Resecurity, a Los Angeles-based cybersecurity company protecting Fortune 500 companies worldwide, has registered an increase in malicious activity targeting law enforcement agencies at the beginning of Q2 2022. Threat actors are hacking email and other accounts which belong to law enforcement officers and their internal systems.
The emerging trend consists of threat actors sending fake subpoenas and EDR’s (Emergency Data Requests) to their victims from the hacked law enforcement email accounts. Using such capabilities, the threat actors are targeting major technology companies such as Apple, Facebook (Meta), Snapchat, and Discord are to name a few, to collect sensitive information about targets of interest. The replies received by the bad actors contain sensitive details which could/are being used for leverage extortion, or cyberespionage. Such incidents have become especially notable in cybercriminal group activities such as LAPSUS$ and Recursion Group.
Resecurity has been observing multiple Dark Web marketplaces where cybercriminals are monetizing their efforts by selling credentials belonging to police officers of various foreign countries (e-mails, VPNs, SSO, etc.). One example of an email account previously used to send fake EDR requests on behalf of the Bangladesh Police was recently covered in a Bloomberg article illustrating the risk of such tactics.
Based on experts’ opinion, one of the biggest concerns is the visible insecurity of the law enforcement IT infrastructure, such infrastructure creates significant risk to our society, not just in cyberspace but in real life too. Organized crime, terrorists and extremist groups may leverage such access for malicious purposes.
The trend is continuing to grow in popularity as more law enforcement organizations have been impacted by cyberattacks this month. Just recently, the Conti ransomware group claimed to attack the Intelligence Agency in Peru and leaked their data which created a significant precedent in the security community. DDOS Secrets – another notable group of threat actors, has released 285,635 leaked emails from Nauru Police.
The most typical scenarios involving attacks on law enforcement systems include:
Protest activity (15%)
Unauthorized access (25%)
Law enforcement systems and applications abuse (8%)
Data theft (12%)
Based on the published research, such malicious activity is especially visible in countries of Latin America, South-East Asia, and offshore jurisdictions. Last year, Resecurity registered a targeted security incident related to one of the law enforcement organizations in the Middle East and its counterpart in the face of one of the international police organizations.
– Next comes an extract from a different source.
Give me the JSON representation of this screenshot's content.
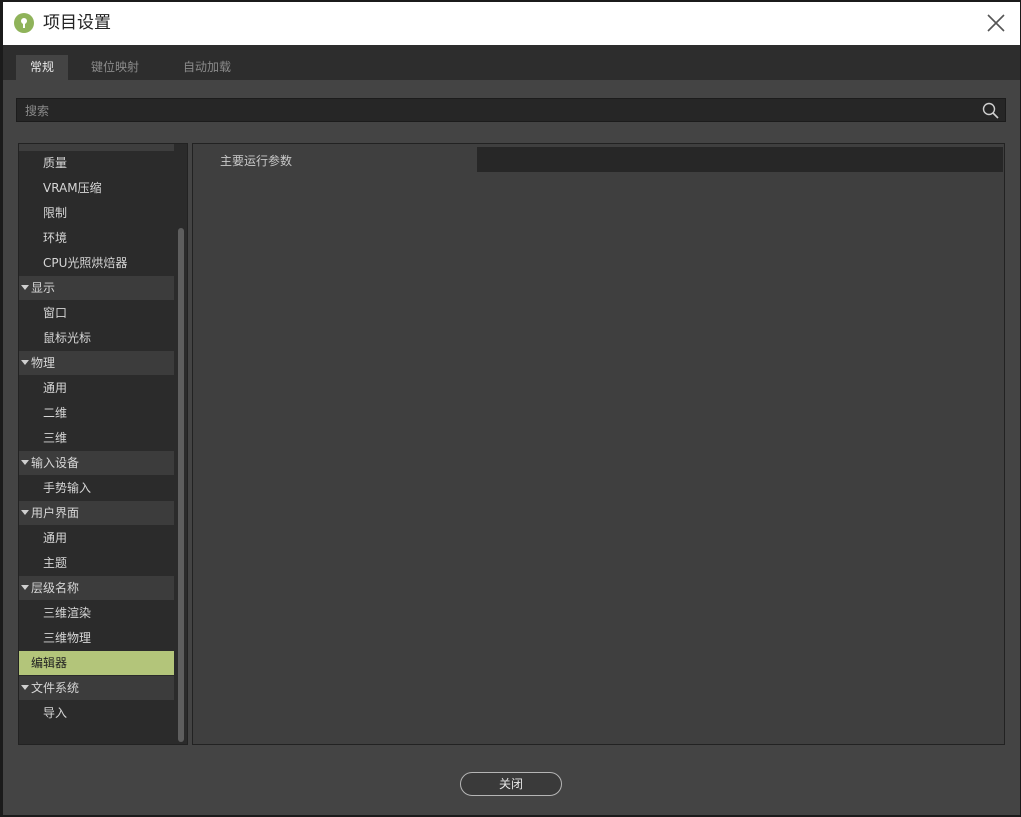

“Sophisticated bad actors and APT groups are actively targeting law enforcement agencies worldwide. Traditional cybercriminals are also an important component in this process, as state-supported actors may be actively collaborating with them for further planned cyberattacks and targeted network intrusions. Investigation of such incidents is a complicated process due to the significant sensitivity involved,” said Christian Lees, CTO of Resecurity.
Resecurity is committed to protecting consumers and enterprises all over the globe, and is actively involved in public-private partnerships to share actionable cyber threat intelligence (CTI) with financial institutions, technology companies and law enforcement to ultimately minimize the risk of credentials being compromised and data breaches being executed.